IOWA CITY, Iowa — When it comes to deciding who plays the coveted blind side position, comfort and fit are more essential than jamming the best lineman in the left tackle role.
With spring practice halfway complete, sophomores Alaric Jackson and Tristan Wirfs still are rotating at both tackle spots and both would compete at a high level. But if Iowa played a game on Saturday, who would open at each position?
“Both guys are doing a great job at both spots,” Iowa offensive line coach Tim Polasek said. “I think Tristan is getting a little bit higher percentage at right tackle and A.J. is still getting a little bit higher percentage at left tackle.

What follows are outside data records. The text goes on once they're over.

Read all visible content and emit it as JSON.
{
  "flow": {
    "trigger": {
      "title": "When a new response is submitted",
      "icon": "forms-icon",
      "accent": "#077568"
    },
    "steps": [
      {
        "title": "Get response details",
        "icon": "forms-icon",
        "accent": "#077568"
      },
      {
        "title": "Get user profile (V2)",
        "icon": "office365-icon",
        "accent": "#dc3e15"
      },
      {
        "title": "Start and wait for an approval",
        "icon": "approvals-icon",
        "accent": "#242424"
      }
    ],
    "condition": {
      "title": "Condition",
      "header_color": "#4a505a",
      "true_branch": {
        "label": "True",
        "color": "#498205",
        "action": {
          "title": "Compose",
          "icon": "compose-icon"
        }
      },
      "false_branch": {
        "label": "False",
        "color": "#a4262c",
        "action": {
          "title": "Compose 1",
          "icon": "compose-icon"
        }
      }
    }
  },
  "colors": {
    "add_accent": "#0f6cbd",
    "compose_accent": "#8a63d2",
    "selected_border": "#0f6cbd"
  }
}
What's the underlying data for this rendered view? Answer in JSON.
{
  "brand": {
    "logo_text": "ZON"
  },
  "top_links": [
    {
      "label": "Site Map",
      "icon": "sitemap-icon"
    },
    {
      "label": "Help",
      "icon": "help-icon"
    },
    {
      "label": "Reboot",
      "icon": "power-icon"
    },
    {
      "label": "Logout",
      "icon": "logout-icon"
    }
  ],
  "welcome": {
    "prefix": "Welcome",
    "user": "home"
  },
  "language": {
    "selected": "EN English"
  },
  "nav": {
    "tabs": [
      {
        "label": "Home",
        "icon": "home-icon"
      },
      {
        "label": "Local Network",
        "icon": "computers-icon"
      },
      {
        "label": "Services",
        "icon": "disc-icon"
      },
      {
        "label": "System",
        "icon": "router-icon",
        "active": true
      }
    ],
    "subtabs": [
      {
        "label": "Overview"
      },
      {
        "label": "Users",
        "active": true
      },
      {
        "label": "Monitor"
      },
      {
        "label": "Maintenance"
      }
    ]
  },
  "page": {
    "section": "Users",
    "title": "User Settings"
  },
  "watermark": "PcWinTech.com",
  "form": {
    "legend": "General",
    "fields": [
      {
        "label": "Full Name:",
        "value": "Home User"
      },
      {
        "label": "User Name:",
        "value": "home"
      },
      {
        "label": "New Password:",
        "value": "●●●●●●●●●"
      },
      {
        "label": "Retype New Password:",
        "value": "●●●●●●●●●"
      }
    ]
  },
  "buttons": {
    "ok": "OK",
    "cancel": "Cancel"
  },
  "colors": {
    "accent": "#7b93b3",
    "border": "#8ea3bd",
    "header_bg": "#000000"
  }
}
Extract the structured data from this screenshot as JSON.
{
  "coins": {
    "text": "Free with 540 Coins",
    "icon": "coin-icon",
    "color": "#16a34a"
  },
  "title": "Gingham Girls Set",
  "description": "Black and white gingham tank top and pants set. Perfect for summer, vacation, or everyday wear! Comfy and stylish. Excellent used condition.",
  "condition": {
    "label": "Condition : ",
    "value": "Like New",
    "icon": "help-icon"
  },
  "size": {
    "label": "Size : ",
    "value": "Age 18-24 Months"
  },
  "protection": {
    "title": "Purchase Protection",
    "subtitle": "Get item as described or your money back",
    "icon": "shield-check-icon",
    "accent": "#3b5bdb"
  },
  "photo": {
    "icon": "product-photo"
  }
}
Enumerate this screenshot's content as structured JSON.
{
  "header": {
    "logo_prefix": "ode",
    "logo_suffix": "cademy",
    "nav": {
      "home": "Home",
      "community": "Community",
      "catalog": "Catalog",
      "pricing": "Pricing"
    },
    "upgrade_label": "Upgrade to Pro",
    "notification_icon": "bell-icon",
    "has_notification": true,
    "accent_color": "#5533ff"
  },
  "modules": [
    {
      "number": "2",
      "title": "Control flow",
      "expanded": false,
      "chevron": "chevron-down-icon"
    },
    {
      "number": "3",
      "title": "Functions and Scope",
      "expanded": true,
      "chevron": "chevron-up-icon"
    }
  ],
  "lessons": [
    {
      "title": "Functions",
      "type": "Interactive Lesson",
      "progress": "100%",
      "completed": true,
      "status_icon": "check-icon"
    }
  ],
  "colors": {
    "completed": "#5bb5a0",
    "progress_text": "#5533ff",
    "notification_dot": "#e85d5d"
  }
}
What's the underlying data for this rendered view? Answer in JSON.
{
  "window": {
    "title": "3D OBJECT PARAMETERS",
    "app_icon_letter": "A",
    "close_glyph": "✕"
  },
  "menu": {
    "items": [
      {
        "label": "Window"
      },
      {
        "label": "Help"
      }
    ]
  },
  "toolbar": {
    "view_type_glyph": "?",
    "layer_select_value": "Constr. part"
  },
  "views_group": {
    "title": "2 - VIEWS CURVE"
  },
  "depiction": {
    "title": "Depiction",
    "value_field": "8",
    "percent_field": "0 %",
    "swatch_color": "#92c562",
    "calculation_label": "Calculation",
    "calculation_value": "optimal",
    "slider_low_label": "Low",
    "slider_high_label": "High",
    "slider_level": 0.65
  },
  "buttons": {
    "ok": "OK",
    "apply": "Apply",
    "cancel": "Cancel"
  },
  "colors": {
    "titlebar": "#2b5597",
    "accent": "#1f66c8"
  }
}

But to be honest with you, that’s one for the emphasis this week to make sure that we’re not one-sided or the other.”
Jackson (6-foot-7, 320 pounds) opened at left tackle in every regular-season game last year and was named a first-team freshman All-American. But when he was suspended for the Pinstripe Bowl, Wirfs (6-5, 320) shifted from right to left tackle. Wirfs was the first freshman in coach Kirk Ferentz’s 20 years to start a game at tackle, which he did eight times.
Entering spring practice, Wirfs was listed as the top left tackle while Jackson was placed at right tackle. But both players are trading reps to find the best person for each role.
“I’ll be honest with you, we went through a tough time in the bowl prep because that was a quick transition and we had some time for Tristan to go over there,” Polasek said. “But A.J.’s the one that really struggled on the right side. Quite frankly, it’s interesting. One guy’s right hand is better on the right side. The other guy’s left hand is better [on the left side]. So you get these different things going on. But really their feet in pass protection, both have been pretty good. I’m really happy with that. But it’s a constant grind to perfect. They’re both really comfortable from a schematic standpoint.”
Before spring practice began, Ferentz said he wanted Jackson and Wirfs to get reps at both sides so the staff could determine who fits best at what position. Both saw their first college action last season but are considered veterans now.
“You watch these guys on film, and there were a lot of things they did pretty well last year, but a lot of things they’re going to do better in the future just because they’ve got good attitudes,” Ferentz said. “They’ve got ample experience now. So hope to see really good growth out of both of those players.”
Right now the top backup at both tackle spots is freshman Mark Kallenberger (6-6, 282), who has put on more than 20 pounds since arriving at Iowa. Kallenberger has impressed the coaches enough to consider looking at him as a contender inside at guard.
Polasek praised Kallenberger for his consistency and growth as a player in developing a routine. Kallenberger’s enthusiasm forced Polasek to smile.
“When he came in today and I’m like, ‘What’s up with you?’ ” Polasek said. “He wanted a high-five because it was the first time he’s been on his target weight for more than a week. So we’ll have the option to potentially be able to push him up another pound or so.
“Mark has worked only at right and left tackle. So rep one of the twos, he goes out there to left tackle. Something we talk about weekly is personnel. Who can provide depth? Who can get into the top six or seven? Do we have our best five out there right now? Mark’s name comes up constantly. We’ll try to provide some opportunities for him that are different than those tackle spots.”